"Thinking local, thinking about people, thinking about helping the community and how we can be the catalyst to create a better place to live is what we're about," Reyn Cabinte, pastor of Uptown Community Church, told DNAinfo.com.
The team describes its simple mission on Facebook:
"Simply put, [cash mobs] are a way of showing support for a local business by getting a large group to purchase products and services in a short span of time."
One of their first cash mobs targeted Will Alicea, an Inwood artist battling leukaemia. On the day of the cash mob, he saw an additional $500 in sales online and at the Indian Road Café where he sells his custom "Will Teez" T-shirts.
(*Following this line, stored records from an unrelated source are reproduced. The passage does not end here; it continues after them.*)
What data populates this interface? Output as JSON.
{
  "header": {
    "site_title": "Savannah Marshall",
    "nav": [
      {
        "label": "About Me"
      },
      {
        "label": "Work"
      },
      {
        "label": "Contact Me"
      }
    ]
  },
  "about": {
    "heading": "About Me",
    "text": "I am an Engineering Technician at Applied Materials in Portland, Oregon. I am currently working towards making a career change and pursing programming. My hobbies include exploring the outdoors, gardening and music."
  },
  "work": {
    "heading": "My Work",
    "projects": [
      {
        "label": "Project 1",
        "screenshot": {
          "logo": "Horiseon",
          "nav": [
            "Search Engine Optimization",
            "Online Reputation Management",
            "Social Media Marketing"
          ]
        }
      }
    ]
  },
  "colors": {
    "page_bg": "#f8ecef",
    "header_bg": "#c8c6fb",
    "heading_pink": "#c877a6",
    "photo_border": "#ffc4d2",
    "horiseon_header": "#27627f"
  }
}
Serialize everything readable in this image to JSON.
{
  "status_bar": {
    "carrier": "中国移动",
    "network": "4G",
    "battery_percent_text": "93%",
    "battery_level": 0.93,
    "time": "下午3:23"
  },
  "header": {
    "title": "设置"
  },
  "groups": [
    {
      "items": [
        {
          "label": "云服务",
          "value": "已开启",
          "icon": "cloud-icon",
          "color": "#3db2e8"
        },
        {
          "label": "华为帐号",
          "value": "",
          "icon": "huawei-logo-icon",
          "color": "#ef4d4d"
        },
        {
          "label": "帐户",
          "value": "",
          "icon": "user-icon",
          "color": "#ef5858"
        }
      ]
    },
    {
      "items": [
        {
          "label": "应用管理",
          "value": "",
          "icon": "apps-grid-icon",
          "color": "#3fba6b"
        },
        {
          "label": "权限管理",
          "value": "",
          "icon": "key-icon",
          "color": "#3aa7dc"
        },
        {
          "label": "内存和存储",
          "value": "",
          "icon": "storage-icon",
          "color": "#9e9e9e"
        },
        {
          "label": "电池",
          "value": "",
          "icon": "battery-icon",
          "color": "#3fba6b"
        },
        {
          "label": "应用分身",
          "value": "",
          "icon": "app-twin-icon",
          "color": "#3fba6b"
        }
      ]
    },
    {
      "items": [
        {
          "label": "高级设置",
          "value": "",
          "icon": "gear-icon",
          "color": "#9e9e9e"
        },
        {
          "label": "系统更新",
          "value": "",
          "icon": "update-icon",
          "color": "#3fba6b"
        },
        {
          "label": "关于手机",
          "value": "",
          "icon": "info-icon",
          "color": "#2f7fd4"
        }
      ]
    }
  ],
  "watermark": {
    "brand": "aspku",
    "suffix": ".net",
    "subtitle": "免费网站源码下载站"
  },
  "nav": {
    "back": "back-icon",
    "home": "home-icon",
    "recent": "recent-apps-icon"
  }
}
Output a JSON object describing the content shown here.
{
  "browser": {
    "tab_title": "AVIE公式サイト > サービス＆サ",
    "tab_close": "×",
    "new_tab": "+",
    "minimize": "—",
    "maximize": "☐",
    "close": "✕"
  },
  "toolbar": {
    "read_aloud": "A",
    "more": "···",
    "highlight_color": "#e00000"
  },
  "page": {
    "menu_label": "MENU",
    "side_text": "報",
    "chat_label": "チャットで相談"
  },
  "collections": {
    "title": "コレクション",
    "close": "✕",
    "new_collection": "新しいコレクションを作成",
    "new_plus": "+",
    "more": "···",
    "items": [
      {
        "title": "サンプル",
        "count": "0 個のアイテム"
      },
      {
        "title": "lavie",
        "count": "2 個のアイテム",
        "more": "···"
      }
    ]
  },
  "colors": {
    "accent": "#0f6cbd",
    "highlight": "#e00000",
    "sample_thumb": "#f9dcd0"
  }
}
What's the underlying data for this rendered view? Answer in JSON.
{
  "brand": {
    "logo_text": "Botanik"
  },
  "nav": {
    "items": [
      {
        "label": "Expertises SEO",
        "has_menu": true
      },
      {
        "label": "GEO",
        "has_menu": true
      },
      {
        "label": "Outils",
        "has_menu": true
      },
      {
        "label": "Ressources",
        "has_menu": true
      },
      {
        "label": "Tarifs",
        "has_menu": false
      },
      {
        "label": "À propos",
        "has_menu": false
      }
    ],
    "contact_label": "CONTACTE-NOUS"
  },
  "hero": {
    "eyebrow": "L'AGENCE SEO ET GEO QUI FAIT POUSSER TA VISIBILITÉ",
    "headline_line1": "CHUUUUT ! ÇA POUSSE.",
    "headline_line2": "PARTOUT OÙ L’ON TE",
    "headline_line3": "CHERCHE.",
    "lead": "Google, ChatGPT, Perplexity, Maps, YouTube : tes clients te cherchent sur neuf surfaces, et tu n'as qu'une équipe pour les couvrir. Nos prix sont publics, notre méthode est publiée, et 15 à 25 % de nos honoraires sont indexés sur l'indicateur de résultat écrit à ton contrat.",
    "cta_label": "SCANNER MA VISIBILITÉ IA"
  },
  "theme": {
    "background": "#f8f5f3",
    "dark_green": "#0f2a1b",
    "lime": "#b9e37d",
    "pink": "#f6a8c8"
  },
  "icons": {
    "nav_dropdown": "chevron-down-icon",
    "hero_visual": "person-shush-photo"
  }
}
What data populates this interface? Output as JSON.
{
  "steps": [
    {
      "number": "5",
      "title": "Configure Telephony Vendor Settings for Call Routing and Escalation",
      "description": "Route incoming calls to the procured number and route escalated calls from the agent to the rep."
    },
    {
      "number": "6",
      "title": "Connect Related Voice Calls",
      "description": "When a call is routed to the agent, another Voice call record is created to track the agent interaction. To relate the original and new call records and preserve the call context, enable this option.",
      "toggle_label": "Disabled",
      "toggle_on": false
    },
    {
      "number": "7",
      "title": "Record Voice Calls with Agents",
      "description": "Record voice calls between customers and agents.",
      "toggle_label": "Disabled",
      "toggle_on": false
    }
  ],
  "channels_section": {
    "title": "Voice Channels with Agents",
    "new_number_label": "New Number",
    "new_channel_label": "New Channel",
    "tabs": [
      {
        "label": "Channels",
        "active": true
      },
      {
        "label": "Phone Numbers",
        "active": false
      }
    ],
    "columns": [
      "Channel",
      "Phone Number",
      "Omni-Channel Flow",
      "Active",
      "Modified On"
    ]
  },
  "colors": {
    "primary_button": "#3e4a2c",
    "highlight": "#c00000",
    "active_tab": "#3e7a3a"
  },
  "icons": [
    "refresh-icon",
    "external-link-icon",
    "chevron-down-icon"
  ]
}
See photos of the cash mob here.
"We might sell three of Will's shirts in a week," Indian Road Café co-owner Jason Minter told DNAinfo.com. "We sold about 30 shirts and 22 buttons that day. It was great for us and great for Will."
"The cash mob phenomenon is great," Alicea said. "It shows love for people in the community, love for people who create. Love is the most powerful healer of all, not chemotherapy."
On October 13, Dichter Pharmacy, still struggling financially after suffering a massive fire, will be the recipient of the team's next cash mob. The team is encouraging people to buy cold-season supplies — and then donate their purchases to Uptown Community Church for distribution to local schools. The church will match donations.
"These days, every store is in need," Dichter Pharmacy owner Manual Ramirez said of the upcoming cash mob. "I'm grateful they chose me."
"We chose Manny because he is an Inwood guy through and through," Valerie Herron, who heads up Neighbourhood Renewal Team, told DNAinfo.com.
"I want the shelves empty when we leave," she added.